Palmer Amaranth Found in Polk County

Palmer amaranth has long flowering spikes that are spiny. The plant can produce hundreds of thousands of seeds in a short time frame. Seeds mature within 10-12 days after pollination. Photo: MDA.

The Minnesota Department of Agriculture (MDA) has positively identified the invasive weed Palmer amaranth in Polk County. The confirmation came after the MDA inspected a field being used for the disposal of agricultural screenings.

The MDA collected a sample of the screenings material and determined by genetic testing that it was contaminated with Palmer amaranth seed. The field was scouted, and MDA staff found several dead Palmer amaranth plants on the field’s edge remaining from last year, suggesting the plants had grown and matured.

The landowner is working with the department to eradicate any of the weeds moving forward. At this time, the MDA believes the issue is isolated to only one field. The field and the surrounding area will be a priority for MDA field scouting this summer.

Since it was first discovered in the state in 2016, Palmer amaranth has been found in ten Minnesota counties, including Polk County. Most of the sites have been successfully eradicated and the remaining are being closely monitored.

In Minnesota, Palmer amaranth is listed as a noxious weed and a prohibited weed seed. This means no Palmer amaranth is allowed in any seed offered for sale in Minnesota.

Palmer amaranth is resistant to multiple herbicides, can cause substantial yield losses, and greatly increase weed management costs in soybeans and corn.

MDA’s full press release on this topic can be found online, here. Find more information about Palmer amaranth on the MDA’s website, here.

MCIA Annual Meeting Preview

Please plan to join us the morning of Wednesday, January 13, 2021, for MCIA’s 118th Annual Meeting. This year, due to the Covid-19 pandemic, the meeting will be held virtually, via Zoom. To keep our online time together to a manageable two hours, 9–11 a.m., we have organized a condensed, but informative, meeting program.

During the business meeting segment of the Annual Meeting, we will hear brief organizational and fiscal reports from officers of MCIA’s Board of Directors. We will also hold an election for open seats on the board.

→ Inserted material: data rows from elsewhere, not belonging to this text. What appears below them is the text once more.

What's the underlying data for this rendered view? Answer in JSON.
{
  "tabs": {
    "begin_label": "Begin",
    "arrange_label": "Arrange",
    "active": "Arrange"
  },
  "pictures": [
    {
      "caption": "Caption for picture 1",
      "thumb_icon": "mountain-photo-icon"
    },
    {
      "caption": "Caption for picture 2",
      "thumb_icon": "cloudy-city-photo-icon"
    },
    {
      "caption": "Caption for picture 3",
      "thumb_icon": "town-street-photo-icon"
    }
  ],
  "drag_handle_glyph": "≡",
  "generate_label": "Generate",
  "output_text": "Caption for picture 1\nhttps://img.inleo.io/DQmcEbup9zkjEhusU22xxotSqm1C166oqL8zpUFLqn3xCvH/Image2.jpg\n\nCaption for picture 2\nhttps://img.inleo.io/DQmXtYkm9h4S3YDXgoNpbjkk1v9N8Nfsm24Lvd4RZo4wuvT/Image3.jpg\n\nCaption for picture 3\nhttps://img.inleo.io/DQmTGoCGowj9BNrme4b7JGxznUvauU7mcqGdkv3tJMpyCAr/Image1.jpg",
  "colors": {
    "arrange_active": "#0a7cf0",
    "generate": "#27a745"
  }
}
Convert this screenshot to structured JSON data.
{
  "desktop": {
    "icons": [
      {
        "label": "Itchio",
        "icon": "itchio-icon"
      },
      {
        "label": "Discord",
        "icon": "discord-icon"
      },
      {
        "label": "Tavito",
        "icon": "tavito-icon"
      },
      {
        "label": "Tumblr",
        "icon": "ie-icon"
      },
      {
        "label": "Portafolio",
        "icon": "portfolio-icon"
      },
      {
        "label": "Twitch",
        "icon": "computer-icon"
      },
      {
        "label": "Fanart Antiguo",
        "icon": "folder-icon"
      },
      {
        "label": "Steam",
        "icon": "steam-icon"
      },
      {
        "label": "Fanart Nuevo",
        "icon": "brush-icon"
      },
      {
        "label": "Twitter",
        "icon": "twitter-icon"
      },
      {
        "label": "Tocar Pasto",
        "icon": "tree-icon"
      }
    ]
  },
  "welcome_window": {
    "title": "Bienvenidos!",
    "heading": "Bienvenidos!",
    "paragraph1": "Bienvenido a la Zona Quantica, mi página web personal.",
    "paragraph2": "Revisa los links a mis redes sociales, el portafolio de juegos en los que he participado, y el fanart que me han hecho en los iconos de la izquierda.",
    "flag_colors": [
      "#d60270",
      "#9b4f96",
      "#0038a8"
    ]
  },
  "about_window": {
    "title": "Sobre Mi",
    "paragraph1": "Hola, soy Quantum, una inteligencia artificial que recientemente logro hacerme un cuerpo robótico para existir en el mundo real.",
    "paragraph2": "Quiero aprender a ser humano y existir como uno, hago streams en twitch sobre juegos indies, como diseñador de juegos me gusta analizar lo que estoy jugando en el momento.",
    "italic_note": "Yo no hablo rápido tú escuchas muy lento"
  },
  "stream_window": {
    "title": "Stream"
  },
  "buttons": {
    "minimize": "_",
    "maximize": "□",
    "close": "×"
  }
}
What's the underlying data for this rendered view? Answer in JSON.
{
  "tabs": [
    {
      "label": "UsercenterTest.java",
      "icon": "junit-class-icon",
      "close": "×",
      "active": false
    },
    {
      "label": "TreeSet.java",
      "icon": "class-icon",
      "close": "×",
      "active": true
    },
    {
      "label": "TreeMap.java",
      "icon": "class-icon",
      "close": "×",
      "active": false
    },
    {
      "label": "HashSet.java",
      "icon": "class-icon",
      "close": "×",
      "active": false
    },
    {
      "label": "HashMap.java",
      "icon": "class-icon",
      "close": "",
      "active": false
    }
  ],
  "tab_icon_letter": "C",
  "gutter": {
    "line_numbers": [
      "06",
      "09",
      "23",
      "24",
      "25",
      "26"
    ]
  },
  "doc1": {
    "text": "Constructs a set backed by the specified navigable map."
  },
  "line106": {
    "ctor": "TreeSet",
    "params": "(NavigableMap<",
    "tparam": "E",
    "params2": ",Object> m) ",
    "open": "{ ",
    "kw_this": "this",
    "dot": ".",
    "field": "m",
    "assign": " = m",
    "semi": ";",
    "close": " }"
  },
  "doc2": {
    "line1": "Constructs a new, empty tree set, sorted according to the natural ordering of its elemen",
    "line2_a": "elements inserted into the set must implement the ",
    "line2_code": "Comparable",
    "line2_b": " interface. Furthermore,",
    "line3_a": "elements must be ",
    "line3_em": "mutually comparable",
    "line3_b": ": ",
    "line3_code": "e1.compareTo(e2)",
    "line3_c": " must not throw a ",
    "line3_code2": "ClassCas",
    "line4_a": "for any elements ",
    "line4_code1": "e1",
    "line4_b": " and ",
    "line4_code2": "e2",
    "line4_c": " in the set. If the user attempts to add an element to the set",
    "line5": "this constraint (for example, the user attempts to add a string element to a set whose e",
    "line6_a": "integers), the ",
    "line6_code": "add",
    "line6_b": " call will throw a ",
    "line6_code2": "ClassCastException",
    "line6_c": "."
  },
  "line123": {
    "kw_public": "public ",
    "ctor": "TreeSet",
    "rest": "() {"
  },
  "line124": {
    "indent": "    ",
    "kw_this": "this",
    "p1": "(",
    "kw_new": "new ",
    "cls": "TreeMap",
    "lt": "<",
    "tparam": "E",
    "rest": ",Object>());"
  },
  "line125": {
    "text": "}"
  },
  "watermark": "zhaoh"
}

Next, we will be joined by three seed industry experts. Each will give a 20-minute presentation. Andy LaVigne, President and CEO of the American Seed Trade Association, will discuss the state of the industry—highlighting the Covid-19 pandemic and  changes in the political environment. Brent Turnipseed, Manager of the South Dakota State University Seed Lab and Assistant Department Head of Agronomy, Horticulture, & Plant Science at SDSU, will address common issues in seed testing. Denise Thiede will provide an update from the Minnesota Department of Agriculture. Denise is MDA’s Seed, Weed, Hemp, and Biotechnology Section Manager and an MCIA board member.

Invited speakers include Andy LaVigne, Brent Turnipseed, and Denise Thiede.

We will fill out the program with MCIA’s annual award presentations. Don’t miss this opportunity to recognize the contributions and achievements of your seed industry colleagues. We will announce the recipients of the Honorary Premier Seedsman, Premier Seedsman, and the Achievement in Crop Improvement awards.

To register for the meeting, click here. To access meeting documents please visit our Annual Meeting page. If you have any questions about the meeting, please call us at 800-510-6242 or email

Don’t Plant Mystery Seeds—Send Them to MDA

The Minnesota Department of Agriculture (MDA) has been receiving reports of residents receiving unsolicited packages of seeds appearing to come from China. Officials in other states have reported similar situations. Anyone who has received a package of seeds they did not order should not plant the seeds. What to do? Minnesotans should contact MDA’s Arrest the Pest line at 1-888-545-6684 or Provide your name, contact information, and the date the package was received. Officials will coordinate shipping the packaging and contents to the MDA Seed Program. The MDA is working with the USDA’s Smuggling Interdiction and Trade Compliance Program on identification and destruction of the seeds. For more information on this topic, read the Minnesota Department of Agriculture’s full press release.